* THE DATA
◇ ◇ ◇ ◇ ◇
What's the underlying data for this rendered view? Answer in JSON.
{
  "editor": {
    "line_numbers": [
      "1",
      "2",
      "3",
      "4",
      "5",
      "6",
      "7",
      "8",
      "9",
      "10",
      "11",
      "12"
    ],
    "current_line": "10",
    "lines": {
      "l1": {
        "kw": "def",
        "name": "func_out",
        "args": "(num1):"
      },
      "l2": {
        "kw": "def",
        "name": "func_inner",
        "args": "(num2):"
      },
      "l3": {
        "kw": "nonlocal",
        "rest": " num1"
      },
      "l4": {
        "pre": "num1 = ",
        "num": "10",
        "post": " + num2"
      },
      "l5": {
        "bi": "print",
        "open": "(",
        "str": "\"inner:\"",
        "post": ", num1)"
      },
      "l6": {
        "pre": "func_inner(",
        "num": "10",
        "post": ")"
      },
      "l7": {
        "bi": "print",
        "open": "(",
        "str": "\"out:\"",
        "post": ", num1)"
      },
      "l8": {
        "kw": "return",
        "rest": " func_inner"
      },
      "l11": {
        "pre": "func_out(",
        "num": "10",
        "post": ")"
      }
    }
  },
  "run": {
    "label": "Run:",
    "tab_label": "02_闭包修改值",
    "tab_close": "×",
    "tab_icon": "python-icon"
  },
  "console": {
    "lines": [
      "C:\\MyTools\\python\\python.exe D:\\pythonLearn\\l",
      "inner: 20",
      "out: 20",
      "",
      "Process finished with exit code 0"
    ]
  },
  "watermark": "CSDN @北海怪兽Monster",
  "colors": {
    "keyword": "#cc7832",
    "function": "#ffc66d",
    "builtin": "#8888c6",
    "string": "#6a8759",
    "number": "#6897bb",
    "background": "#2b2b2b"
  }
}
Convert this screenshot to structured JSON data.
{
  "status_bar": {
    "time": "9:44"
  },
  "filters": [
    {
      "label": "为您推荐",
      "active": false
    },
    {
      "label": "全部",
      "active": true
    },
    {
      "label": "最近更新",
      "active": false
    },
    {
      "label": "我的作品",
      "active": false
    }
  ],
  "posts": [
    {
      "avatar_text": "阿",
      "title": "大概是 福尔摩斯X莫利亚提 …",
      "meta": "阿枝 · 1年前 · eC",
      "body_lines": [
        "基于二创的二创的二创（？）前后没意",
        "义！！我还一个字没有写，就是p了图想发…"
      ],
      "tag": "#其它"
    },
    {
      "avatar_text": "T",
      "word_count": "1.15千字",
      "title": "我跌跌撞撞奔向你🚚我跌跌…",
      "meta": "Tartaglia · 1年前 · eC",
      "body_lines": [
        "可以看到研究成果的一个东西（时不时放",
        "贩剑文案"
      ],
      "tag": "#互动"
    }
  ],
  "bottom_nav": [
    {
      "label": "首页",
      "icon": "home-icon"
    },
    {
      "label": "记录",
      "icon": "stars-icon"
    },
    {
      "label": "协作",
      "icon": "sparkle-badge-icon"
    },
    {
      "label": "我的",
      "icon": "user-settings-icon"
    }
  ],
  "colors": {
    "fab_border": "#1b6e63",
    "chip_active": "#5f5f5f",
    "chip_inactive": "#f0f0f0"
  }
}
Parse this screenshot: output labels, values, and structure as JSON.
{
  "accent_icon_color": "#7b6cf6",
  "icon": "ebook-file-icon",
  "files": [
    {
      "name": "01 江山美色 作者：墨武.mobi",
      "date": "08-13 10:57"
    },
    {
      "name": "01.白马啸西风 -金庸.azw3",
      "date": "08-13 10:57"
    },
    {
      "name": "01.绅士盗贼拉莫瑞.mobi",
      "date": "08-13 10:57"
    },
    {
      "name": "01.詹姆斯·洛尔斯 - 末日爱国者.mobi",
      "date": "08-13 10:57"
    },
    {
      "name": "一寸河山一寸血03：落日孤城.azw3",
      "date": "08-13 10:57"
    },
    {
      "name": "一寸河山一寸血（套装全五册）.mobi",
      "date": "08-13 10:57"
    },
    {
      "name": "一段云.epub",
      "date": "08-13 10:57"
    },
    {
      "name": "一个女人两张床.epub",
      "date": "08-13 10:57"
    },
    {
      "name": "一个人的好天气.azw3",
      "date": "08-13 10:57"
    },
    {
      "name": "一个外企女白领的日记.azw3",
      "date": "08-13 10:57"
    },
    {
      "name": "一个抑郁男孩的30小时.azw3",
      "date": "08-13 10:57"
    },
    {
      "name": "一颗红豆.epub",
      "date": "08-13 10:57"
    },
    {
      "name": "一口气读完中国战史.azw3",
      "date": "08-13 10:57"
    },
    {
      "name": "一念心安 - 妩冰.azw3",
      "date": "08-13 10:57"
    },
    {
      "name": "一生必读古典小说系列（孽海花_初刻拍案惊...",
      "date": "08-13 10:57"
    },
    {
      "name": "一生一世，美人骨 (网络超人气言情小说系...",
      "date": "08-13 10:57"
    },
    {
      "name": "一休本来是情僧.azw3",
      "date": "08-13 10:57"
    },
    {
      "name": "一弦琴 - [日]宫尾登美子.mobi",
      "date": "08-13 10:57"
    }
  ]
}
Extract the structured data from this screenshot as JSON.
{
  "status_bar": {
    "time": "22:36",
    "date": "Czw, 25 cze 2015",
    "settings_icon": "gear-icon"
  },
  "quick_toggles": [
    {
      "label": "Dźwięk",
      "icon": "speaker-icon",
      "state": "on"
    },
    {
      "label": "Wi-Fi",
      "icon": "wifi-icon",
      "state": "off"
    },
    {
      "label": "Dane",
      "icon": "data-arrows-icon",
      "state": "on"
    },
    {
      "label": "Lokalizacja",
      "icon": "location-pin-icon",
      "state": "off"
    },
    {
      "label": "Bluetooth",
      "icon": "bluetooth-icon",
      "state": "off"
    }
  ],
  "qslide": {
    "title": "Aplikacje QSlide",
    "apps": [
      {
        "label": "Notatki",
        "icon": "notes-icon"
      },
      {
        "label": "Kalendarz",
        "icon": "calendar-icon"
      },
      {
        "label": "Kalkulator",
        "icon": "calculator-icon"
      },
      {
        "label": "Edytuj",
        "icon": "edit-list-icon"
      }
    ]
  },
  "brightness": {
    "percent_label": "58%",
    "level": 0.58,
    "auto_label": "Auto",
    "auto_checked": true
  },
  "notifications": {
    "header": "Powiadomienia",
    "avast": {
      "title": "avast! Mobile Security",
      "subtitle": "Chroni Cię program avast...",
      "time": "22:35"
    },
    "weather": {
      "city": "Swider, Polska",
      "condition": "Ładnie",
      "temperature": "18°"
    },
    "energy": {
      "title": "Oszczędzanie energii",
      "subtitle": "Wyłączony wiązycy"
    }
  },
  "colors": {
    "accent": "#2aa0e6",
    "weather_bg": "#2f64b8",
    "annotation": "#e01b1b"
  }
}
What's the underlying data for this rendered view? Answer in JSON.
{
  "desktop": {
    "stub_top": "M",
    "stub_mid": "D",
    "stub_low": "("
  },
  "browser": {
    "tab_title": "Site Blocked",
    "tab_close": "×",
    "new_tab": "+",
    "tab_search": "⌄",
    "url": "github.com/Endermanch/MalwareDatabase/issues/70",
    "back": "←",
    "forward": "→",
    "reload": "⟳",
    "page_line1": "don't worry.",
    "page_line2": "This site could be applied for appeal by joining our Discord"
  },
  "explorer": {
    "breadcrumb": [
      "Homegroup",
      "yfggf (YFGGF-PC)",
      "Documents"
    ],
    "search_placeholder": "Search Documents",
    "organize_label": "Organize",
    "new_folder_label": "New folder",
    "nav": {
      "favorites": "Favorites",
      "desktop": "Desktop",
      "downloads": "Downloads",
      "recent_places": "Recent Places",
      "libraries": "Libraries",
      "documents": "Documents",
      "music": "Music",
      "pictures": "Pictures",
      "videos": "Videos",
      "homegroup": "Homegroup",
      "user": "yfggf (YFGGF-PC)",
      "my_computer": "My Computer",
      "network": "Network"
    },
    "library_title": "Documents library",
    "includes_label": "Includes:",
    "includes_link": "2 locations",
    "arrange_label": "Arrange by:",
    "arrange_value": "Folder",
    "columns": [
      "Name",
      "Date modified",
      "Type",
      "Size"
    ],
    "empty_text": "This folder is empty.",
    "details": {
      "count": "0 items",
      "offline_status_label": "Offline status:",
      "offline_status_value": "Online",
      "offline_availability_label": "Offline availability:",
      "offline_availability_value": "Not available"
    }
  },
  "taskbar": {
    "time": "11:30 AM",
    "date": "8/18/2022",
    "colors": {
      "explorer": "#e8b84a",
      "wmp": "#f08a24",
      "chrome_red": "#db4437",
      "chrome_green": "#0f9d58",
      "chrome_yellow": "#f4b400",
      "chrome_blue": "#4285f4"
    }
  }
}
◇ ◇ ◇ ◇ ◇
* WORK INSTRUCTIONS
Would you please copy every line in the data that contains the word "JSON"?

* WORKED SOLUTION
What's the underlying data for this rendered view? Answer in JSON.
Convert this screenshot to structured JSON data.
Parse this screenshot: output labels, values, and structure as JSON.
Extract the structured data from this screenshot as JSON.
What's the underlying data for this rendered view? Answer in JSON.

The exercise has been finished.